Essentially they told me they had signed up for SQL ConstantCare from Brent Ozar Unlimited, which in a nutshell reviews your servers, looks for bad things and tells you what to fix. I only knew of this product’s existence prior to the call, but no details. I told them I was well aware of the type of tools that Brent and team had created and had been to a number of talks and classes from Brent so I had a pretty good idea what they were looking at. I also told them that if they were basically asking for someone to come in and apply best practices that made sense for them, then I was the guy.
Done deal, send me a contract Mr. Recruiter Guy.
All of this happened in one business day. From Brent to Client to Recruiter to Russ to me to Recruiter to Client to Me.
Total billing so far for what the client thought was a 4-6 week effort? Right at 40 hours, done in my spare morning hours I keep open for simple tasks on smaller clients.
If you have a bunch of servers, no SQL DBA and you need to know where you stand…ConstantCare is a great idea. Then ping me and I’ll fix them for you.

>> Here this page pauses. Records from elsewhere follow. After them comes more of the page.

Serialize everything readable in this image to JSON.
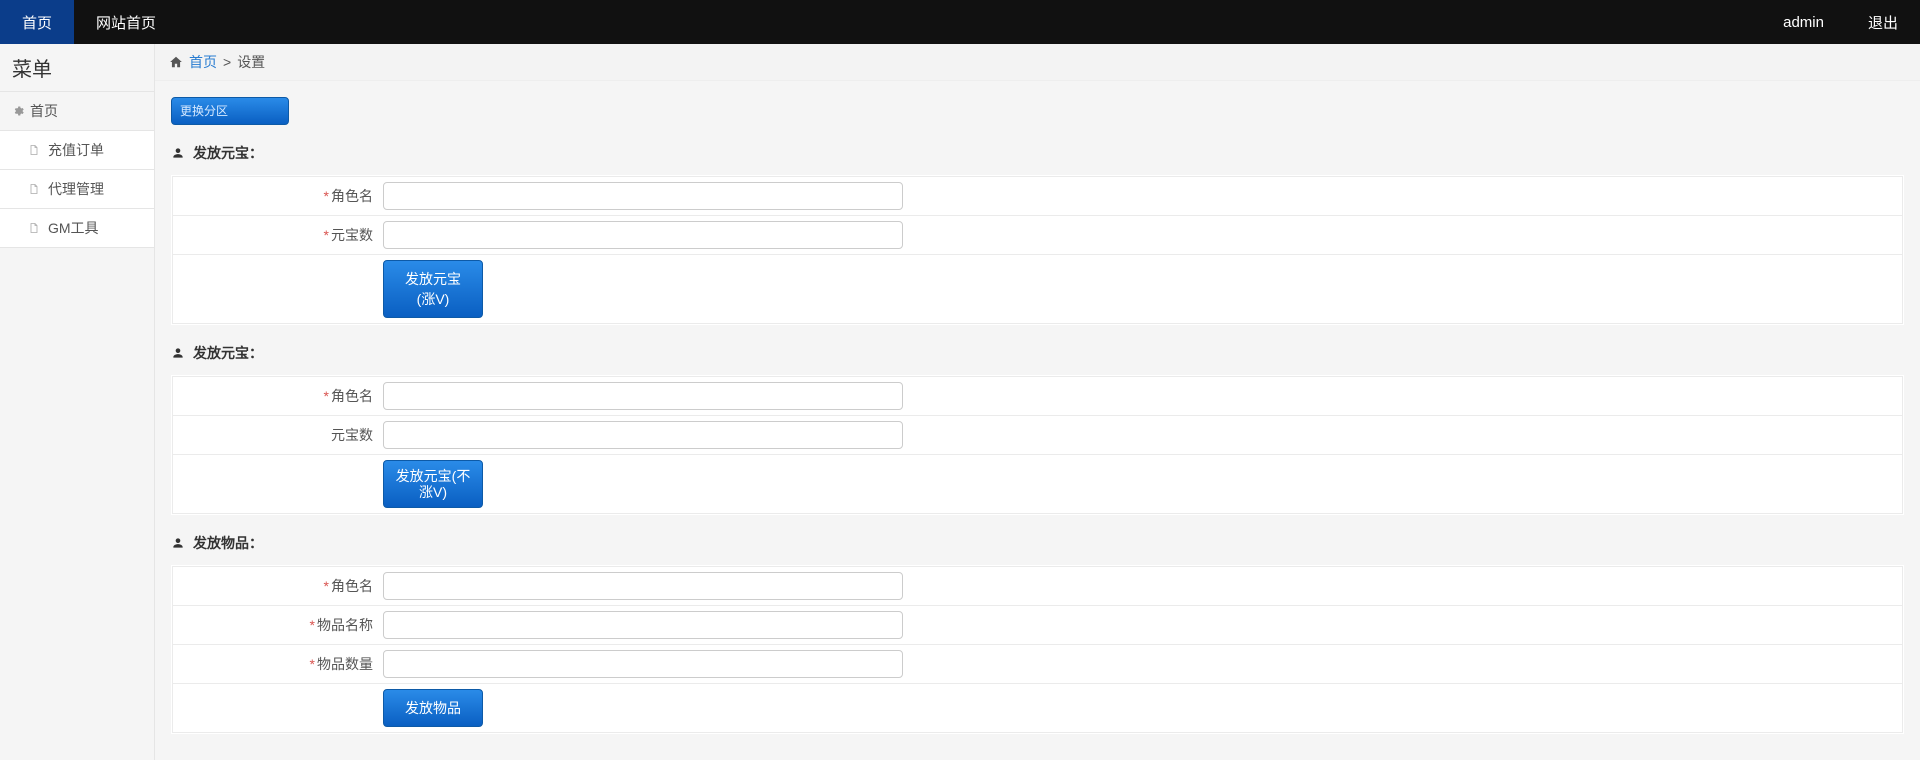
{
  "topbar": {
    "tab_home": "首页",
    "tab_site": "网站首页",
    "right_user": "admin",
    "right_logout": "退出"
  },
  "sidebar": {
    "title": "菜单",
    "home_label": "首页",
    "items": [
      {
        "label": "充值订单"
      },
      {
        "label": "代理管理"
      },
      {
        "label": "GM工具"
      }
    ]
  },
  "breadcrumb": {
    "home": "首页",
    "current": "设置",
    "sep": ">"
  },
  "page": {
    "partition_btn": "更换分区",
    "sections": [
      {
        "title": "发放元宝：",
        "rows": [
          {
            "required": true,
            "label": "角色名",
            "value": ""
          },
          {
            "required": true,
            "label": "元宝数",
            "value": ""
          }
        ],
        "submit": "发放元宝(涨V)"
      },
      {
        "title": "发放元宝：",
        "rows": [
          {
            "required": true,
            "label": "角色名",
            "value": ""
          },
          {
            "required": false,
            "label": "元宝数",
            "value": ""
          }
        ],
        "submit": "发放元宝(不涨V)"
      },
      {
        "title": "发放物品：",
        "rows": [
          {
            "required": true,
            "label": "角色名",
            "value": ""
          },
          {
            "required": true,
            "label": "物品名称",
            "value": ""
          },
          {
            "required": true,
            "label": "物品数量",
            "value": ""
          }
        ],
        "submit": "发放物品"
      }
    ]
  },
  "star": "*"
}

Update: This same client has been on a weekly minimum hours contract with me since October 2018 including on-call, which they have never needed to use.
Thanks for reading!
Full scans of a HEAP or Clustered index in SQL Server aren’t necessarily a bad thing. But sometimes they are scanned because the Query Optimizer (“Optimus” here at Dallas DBAs HQ) cannot find a suitable index to use. Sometimes its just because the table is tiny. Either way, its worth investigating WHY all the pages are being read…especially if you are having performance issues or memory pressure.
Just for fun, I took the query found in this DBA StackExchange Answer and modified it to fit a client’s need. Decided to share:
-- base query provided by Jonathan Fite: -- https://dba.stackexchange.com/questions/210341/number-of-full-table-scans -- Added sys.Partitions for rowcount, Imapct computed column, Where conditions and Sorting -- Kevin3NF, https://dallasdbas.com SELECT S.name AS SchemaName , O.name AS ObjectName , I.name AS IndexName , I.type_desc AS IndexType_Desc , IUS.last_user_scan , IUS.user_scans , P.rows , IUS.user_scans * P.rows as [Impact] FROM sys.objects AS O INNER JOIN sys.schemas AS S ON S.schema_id = O.schema_id INNER JOIN sys.indexes AS I ON I.object_id = O.object_id INNER JOIN sys.dm_db_index_usage_stats AS IUS ON IUS.index_id = I.index_id AND IUS.object_id = I.object_id INNER JOIN sys.Partitions P on p.object_id = I.object_id and p.index_id = i.index_id WHERE 1=1 and I.type IN (0,1) --0=HEAP, 1=CLUSTERED (table) and IUS.user_scans > 5 and p.rows > 1000 Order by --IUS.user_scans desc --p.Rows Desc IUS.user_scans * P.rows DESC
The top rows are very likely good candidates for an index review.
Edit as you see fit for your environment, especially the WHERE clause. Please leave the headers.
Thanks for reading.